About this exercise: Write out the records word for word.

[Excerpts from an interface dataset]
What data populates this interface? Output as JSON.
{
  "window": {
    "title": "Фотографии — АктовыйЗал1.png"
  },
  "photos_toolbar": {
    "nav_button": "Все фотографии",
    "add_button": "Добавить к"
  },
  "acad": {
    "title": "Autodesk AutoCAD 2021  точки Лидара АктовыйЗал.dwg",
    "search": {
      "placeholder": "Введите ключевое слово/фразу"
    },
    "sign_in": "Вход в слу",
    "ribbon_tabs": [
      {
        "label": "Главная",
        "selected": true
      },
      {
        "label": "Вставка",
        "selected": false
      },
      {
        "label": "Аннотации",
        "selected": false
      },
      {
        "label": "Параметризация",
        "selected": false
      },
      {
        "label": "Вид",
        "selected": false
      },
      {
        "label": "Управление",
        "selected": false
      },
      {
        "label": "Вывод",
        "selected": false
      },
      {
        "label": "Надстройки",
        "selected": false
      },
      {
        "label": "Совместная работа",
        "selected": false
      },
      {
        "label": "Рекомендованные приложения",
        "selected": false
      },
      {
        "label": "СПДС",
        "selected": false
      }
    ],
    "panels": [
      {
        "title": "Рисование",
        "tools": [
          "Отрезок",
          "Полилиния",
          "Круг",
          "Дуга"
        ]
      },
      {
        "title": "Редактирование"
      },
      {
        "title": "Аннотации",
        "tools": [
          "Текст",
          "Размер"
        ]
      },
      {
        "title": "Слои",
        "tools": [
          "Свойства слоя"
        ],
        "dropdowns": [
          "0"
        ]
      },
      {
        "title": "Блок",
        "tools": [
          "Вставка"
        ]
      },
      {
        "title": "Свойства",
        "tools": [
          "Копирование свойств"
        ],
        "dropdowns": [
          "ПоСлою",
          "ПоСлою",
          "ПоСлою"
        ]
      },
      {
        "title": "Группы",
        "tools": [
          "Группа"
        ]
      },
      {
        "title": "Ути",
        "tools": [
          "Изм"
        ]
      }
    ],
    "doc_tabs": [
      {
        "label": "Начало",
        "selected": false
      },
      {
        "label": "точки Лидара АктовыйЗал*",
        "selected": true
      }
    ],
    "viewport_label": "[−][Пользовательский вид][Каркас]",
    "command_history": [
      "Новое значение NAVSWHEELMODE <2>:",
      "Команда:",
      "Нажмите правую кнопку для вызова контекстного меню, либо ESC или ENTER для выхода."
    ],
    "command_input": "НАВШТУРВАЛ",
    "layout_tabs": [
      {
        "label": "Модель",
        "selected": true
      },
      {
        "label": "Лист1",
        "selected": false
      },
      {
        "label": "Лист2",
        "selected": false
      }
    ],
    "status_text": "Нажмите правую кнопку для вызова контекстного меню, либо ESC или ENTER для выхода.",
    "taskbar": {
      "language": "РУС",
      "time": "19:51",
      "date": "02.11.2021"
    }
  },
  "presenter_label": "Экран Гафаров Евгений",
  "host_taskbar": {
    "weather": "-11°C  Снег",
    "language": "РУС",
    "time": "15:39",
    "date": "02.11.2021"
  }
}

Solution to this exercise:
What data populates this interface? Output as JSON.
{
  "window": {
    "title": "Фотографии — АктовыйЗал1.png"
  },
  "photos_toolbar": {
    "nav_button": "Все фотографии",
    "add_button": "Добавить к"
  },
  "acad": {
    "title": "Autodesk AutoCAD 2021  точки Лидара АктовыйЗал.dwg",
    "search": {
      "placeholder": "Введите ключевое слово/фразу"
    },
    "sign_in": "Вход в слу",
    "ribbon_tabs": [
      {
        "label": "Главная",
        "selected": true
      },
      {
        "label": "Вставка",
        "selected": false
      },
      {
        "label": "Аннотации",
        "selected": false
      },
      {
        "label": "Параметризация",
        "selected": false
      },
      {
        "label": "Вид",
        "selected": false
      },
      {
        "label": "Управление",
        "selected": false
      },
      {
        "label": "Вывод",
        "selected": false
      },
      {
        "label": "Надстройки",
        "selected": false
      },
      {
        "label": "Совместная работа",
        "selected": false
      },
      {
        "label": "Рекомендованные приложения",
        "selected": false
      },
      {
        "label": "СПДС",
        "selected": false
      }
    ],
    "panels": [
      {
        "title": "Рисование",
        "tools": [
          "Отрезок",
          "Полилиния",
          "Круг",
          "Дуга"
        ]
      },
      {
        "title": "Редактирование"
      },
      {
        "title": "Аннотации",
        "tools": [
          "Текст",
          "Размер"
        ]
      },
      {
        "title": "Слои",
        "tools": [
          "Свойства слоя"
        ],
        "dropdowns": [
          "0"
        ]
      },
      {
        "title": "Блок",
        "tools": [
          "Вставка"
        ]
      },
      {
        "title": "Свойства",
        "tools": [
          "Копирование свойств"
        ],
        "dropdowns": [
          "ПоСлою",
          "ПоСлою",
          "ПоСлою"
        ]
      },
      {
        "title": "Группы",
        "tools": [
          "Группа"
        ]
      },
      {
        "title": "Ути",
        "tools": [
          "Изм"
        ]
      }
    ],
    "doc_tabs": [
      {
        "label": "Начало",
        "selected": false
      },
      {
        "label": "точки Лидара АктовыйЗал*",
        "selected": true
      }
    ],
    "viewport_label": "[−][Пользовательский вид][Каркас]",
    "command_history": [
      "Новое значение NAVSWHEELMODE <2>:",
      "Команда:",
      "Нажмите правую кнопку для вызова контекстного меню, либо ESC или ENTER для выхода."
    ],
    "command_input": "НАВШТУРВАЛ",
    "layout_tabs": [
      {
        "label": "Модель",
        "selected": true
      },
      {
        "label": "Лист1",
        "selected": false
      },
      {
        "label": "Лист2",
        "selected": false
      }
    ],
    "status_text": "Нажмите правую кнопку для вызова контекстного меню, либо ESC или ENTER для выхода.",
    "taskbar": {
      "language": "РУС",
      "time": "19:51",
      "date": "02.11.2021"
    }
  },
  "presenter_label": "Экран Гафаров Евгений",
  "host_taskbar": {
    "weather": "-11°C  Снег",
    "language": "РУС",
    "time": "15:39",
    "date": "02.11.2021"
  }
}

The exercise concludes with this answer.